Start: Peterborough Marina, Ontario, Canada, 1025
End: Lock 24, Douire, Trent Severn Waterway, 1704
Total Distance: 6.8 nm
Time: 4:26 (Moving)
Average Speed: 1.5
Number of Locks: 5 (20-24)
Number of dog treats: 0. For second day in a row. Lucky is beside himself.
There are three locks (out of the 40+) on the Trent-Severn waterway that we are actually looking forward to. Two are lift locks and one uses a marine railway. We get to the first o the three today: ThePeterborough Lift Lock. Lock 21. It is a lock that lifts (and drops) boats 60 feet. It is done by the boats driving into big water filled pans (one on top of the lock, one on the bottom) and then those pans either rise or fall (depending on if you are locking up or down), offset by the weight of the opposite pan. If you are in the boat (which we were), you sit in a pond of water that magically rises. And you hope the back gate doesn’t open and drop you 60 feet into the water.
The lock took eight years to build and was completed in 1904. It is one of eight lift locks in the world and the biggest of the bunch. It was/is an engineering marvel. From the nice sign at the museum, the number of boats in each chamber does’ matter since the weight in the chamber doesn’t change. According to some dude named Archimede and his principle of physics, the boat displaces water equivalent to its weight.
That was our second lock of the day; we had to get there first. Lock 20 was right outside the marina and there was a traffic jam all morning. We left our dock at almost 1030, puttered across the lake, floated around until the lock was ready and then went in number four of four boats. The lock was very full. We got a standing ovation from the Desert Cruisers, the boat immediately ahead of us in the lock, because they were thrilled we didn’t run into their nice expensive boat.

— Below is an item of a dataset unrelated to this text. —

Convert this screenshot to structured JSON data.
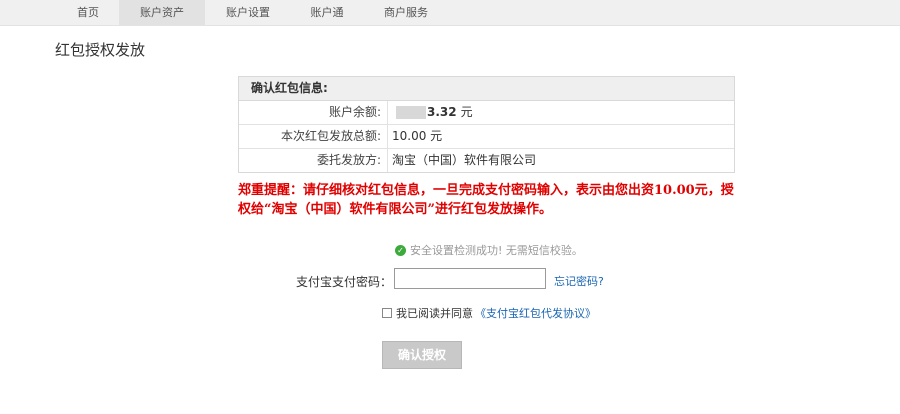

Once clear it was a short trip to the lift lock where the four boats reassembled back into the chamber for the ride. The nice part about this lock was that we could tie off and enjoy the ride. When we looked up 60 feet into the air, the other chamber was filled with an enormous tour boat. Nice voice comes over the loudspeaker that said we were going to move and we were off. Rising slowly but surely up, while next to us, the tour boat came down. All too quickly it was over and we had to get out. Videos of what it looked like below:

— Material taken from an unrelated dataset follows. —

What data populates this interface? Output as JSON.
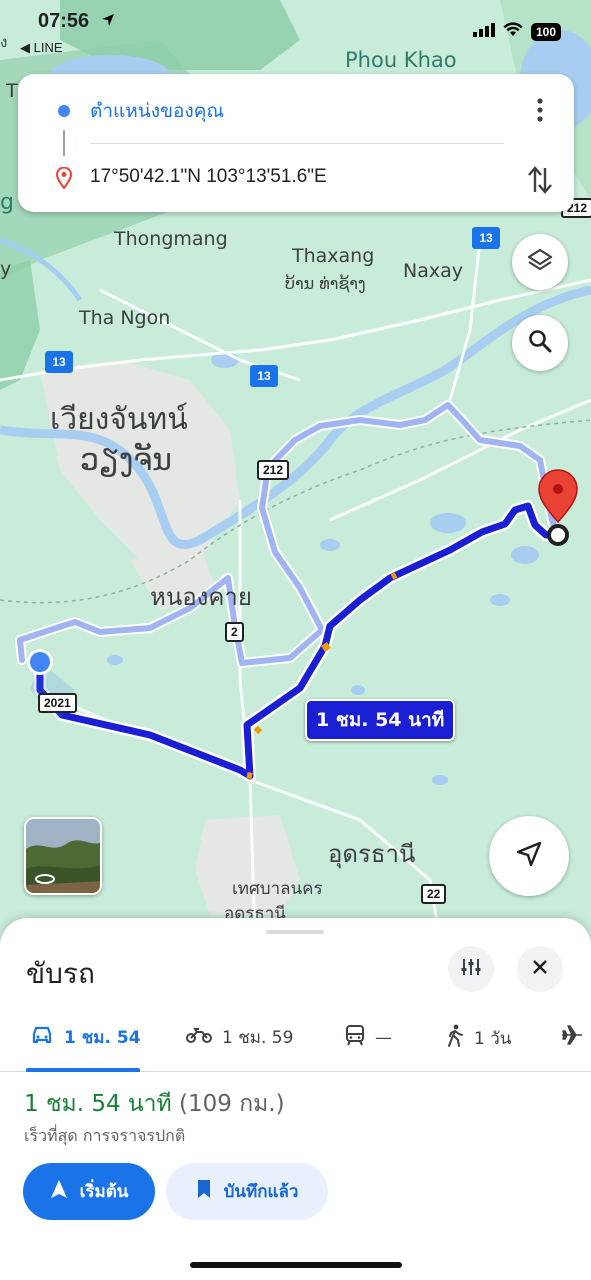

Our boat stopped for 30 minutes to tour the museum and while we were there, rain poured down.Museum done we continued on our locks. The plan was to go through seven to eight locks and stop when they closed the locks for the day. We made it through three. The river continues to have a ferocious current that kills our forward progress–we make about 3-4 mph over ground. And as we were leaving the second lock the radio squaked about a severe thunderstorm warning right as the time the first lightening bolt hit close by. We clawed our way through the rain and hail to lock 24 and stopped with two other boats at the bottom to wait out the storm. After about an hour, at 1630, the lock master opened up the lock, we got to the top, lightening started up again, we tied up outside the lock and were done for the day. We didn’t make it far, but the day was a hell of a lot of fun thanks to the lift lock!